**EXERCISE REQUIREMENTS**
Each record below must come back exactly as written; its pictures must not.

[Dataset excerpts]
────

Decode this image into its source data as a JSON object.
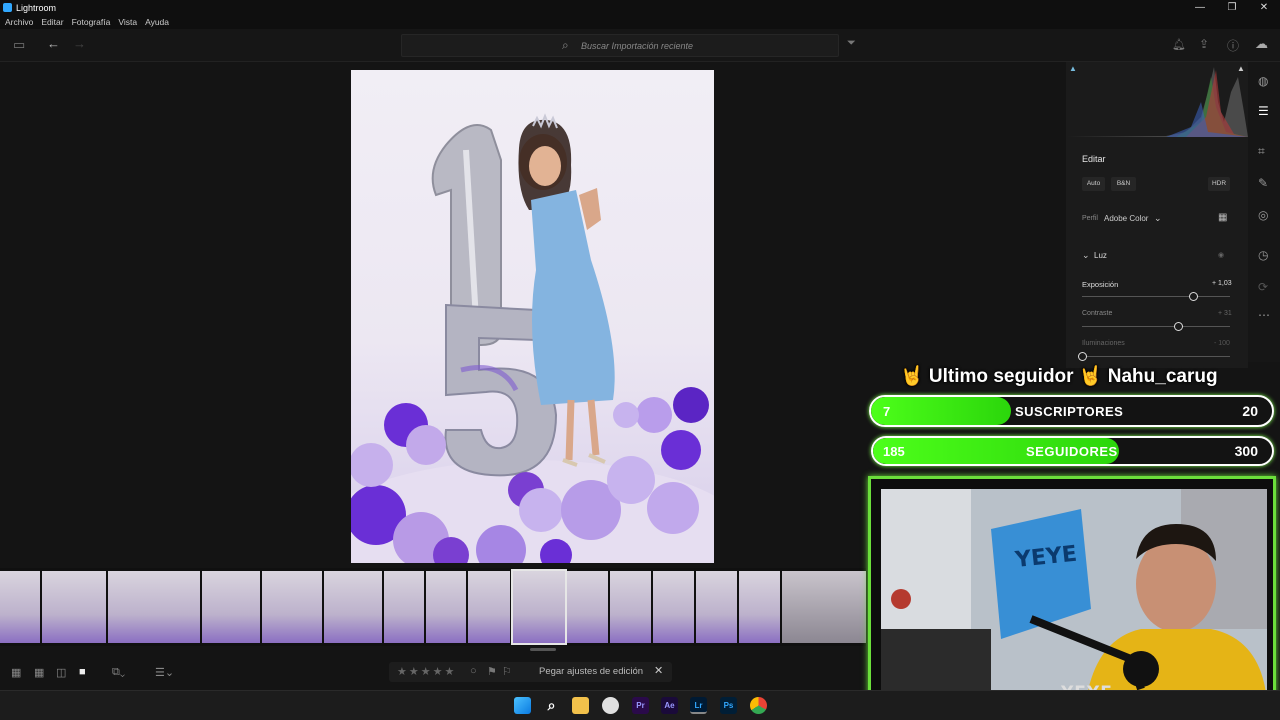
{
  "window": {
    "title": "Lightroom",
    "minimize": "—",
    "maximize": "❐",
    "close": "✕"
  },
  "menu": [
    "Archivo",
    "Editar",
    "Fotografía",
    "Vista",
    "Ayuda"
  ],
  "search": {
    "placeholder": "Buscar Importación reciente"
  },
  "edit_panel": {
    "title": "Editar",
    "buttons": [
      "Auto",
      "B&N",
      "HDR"
    ],
    "profile_label": "Perfil",
    "profile_value": "Adobe Color",
    "section": "Luz",
    "sliders": [
      {
        "label": "Exposición",
        "value": "+ 1,03",
        "level": 0.75
      },
      {
        "label": "Contraste",
        "value": "+ 31",
        "level": 0.65
      },
      {
        "label": "Iluminaciones",
        "value": "- 100",
        "level": 0.0
      }
    ]
  },
  "bottom": {
    "paste_label": "Pegar ajustes de edición",
    "stars": "★★★★★"
  },
  "overlay": {
    "follower_text": "🤘 Ultimo seguidor 🤘 Nahu_carug",
    "subs": {
      "current": "7",
      "label": "SUSCRIPTORES",
      "goal": "20",
      "progress": 0.35
    },
    "followers": {
      "current": "185",
      "label": "SEGUIDORES",
      "goal": "300",
      "progress": 0.617
    },
    "cam_brand": "YEYE",
    "wall_text": "YEYE"
  },
  "taskbar": {
    "icons": [
      "windows-start",
      "search",
      "file-explorer",
      "chrome-canary",
      "premiere-pro",
      "after-effects",
      "lightroom",
      "photoshop",
      "chrome"
    ],
    "labels": {
      "pr": "Pr",
      "ae": "Ae",
      "lr": "Lr",
      "ps": "Ps"
    }
  },
  "colors": {
    "accent_green": "#4dff1a",
    "lr_blue": "#31a8ff",
    "balloon_purple": "#7a3fd1"
  }
}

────

**ANSWER BELOW**
Decode this image into its source data as a JSON object.
{
  "window": {
    "title": "Lightroom",
    "minimize": "—",
    "maximize": "❐",
    "close": "✕"
  },
  "menu": [
    "Archivo",
    "Editar",
    "Fotografía",
    "Vista",
    "Ayuda"
  ],
  "search": {
    "placeholder": "Buscar Importación reciente"
  },
  "edit_panel": {
    "title": "Editar",
    "buttons": [
      "Auto",
      "B&N",
      "HDR"
    ],
    "profile_label": "Perfil",
    "profile_value": "Adobe Color",
    "section": "Luz",
    "sliders": [
      {
        "label": "Exposición",
        "value": "+ 1,03",
        "level": 0.75
      },
      {
        "label": "Contraste",
        "value": "+ 31",
        "level": 0.65
      },
      {
        "label": "Iluminaciones",
        "value": "- 100",
        "level": 0.0
      }
    ]
  },
  "bottom": {
    "paste_label": "Pegar ajustes de edición",
    "stars": "★★★★★"
  },
  "overlay": {
    "follower_text": "🤘 Ultimo seguidor 🤘 Nahu_carug",
    "subs": {
      "current": "7",
      "label": "SUSCRIPTORES",
      "goal": "20",
      "progress": 0.35
    },
    "followers": {
      "current": "185",
      "label": "SEGUIDORES",
      "goal": "300",
      "progress": 0.617
    },
    "cam_brand": "YEYE",
    "wall_text": "YEYE"
  },
  "taskbar": {
    "icons": [
      "windows-start",
      "search",
      "file-explorer",
      "chrome-canary",
      "premiere-pro",
      "after-effects",
      "lightroom",
      "photoshop",
      "chrome"
    ],
    "labels": {
      "pr": "Pr",
      "ae": "Ae",
      "lr": "Lr",
      "ps": "Ps"
    }
  },
  "colors": {
    "accent_green": "#4dff1a",
    "lr_blue": "#31a8ff",
    "balloon_purple": "#7a3fd1"
  }
}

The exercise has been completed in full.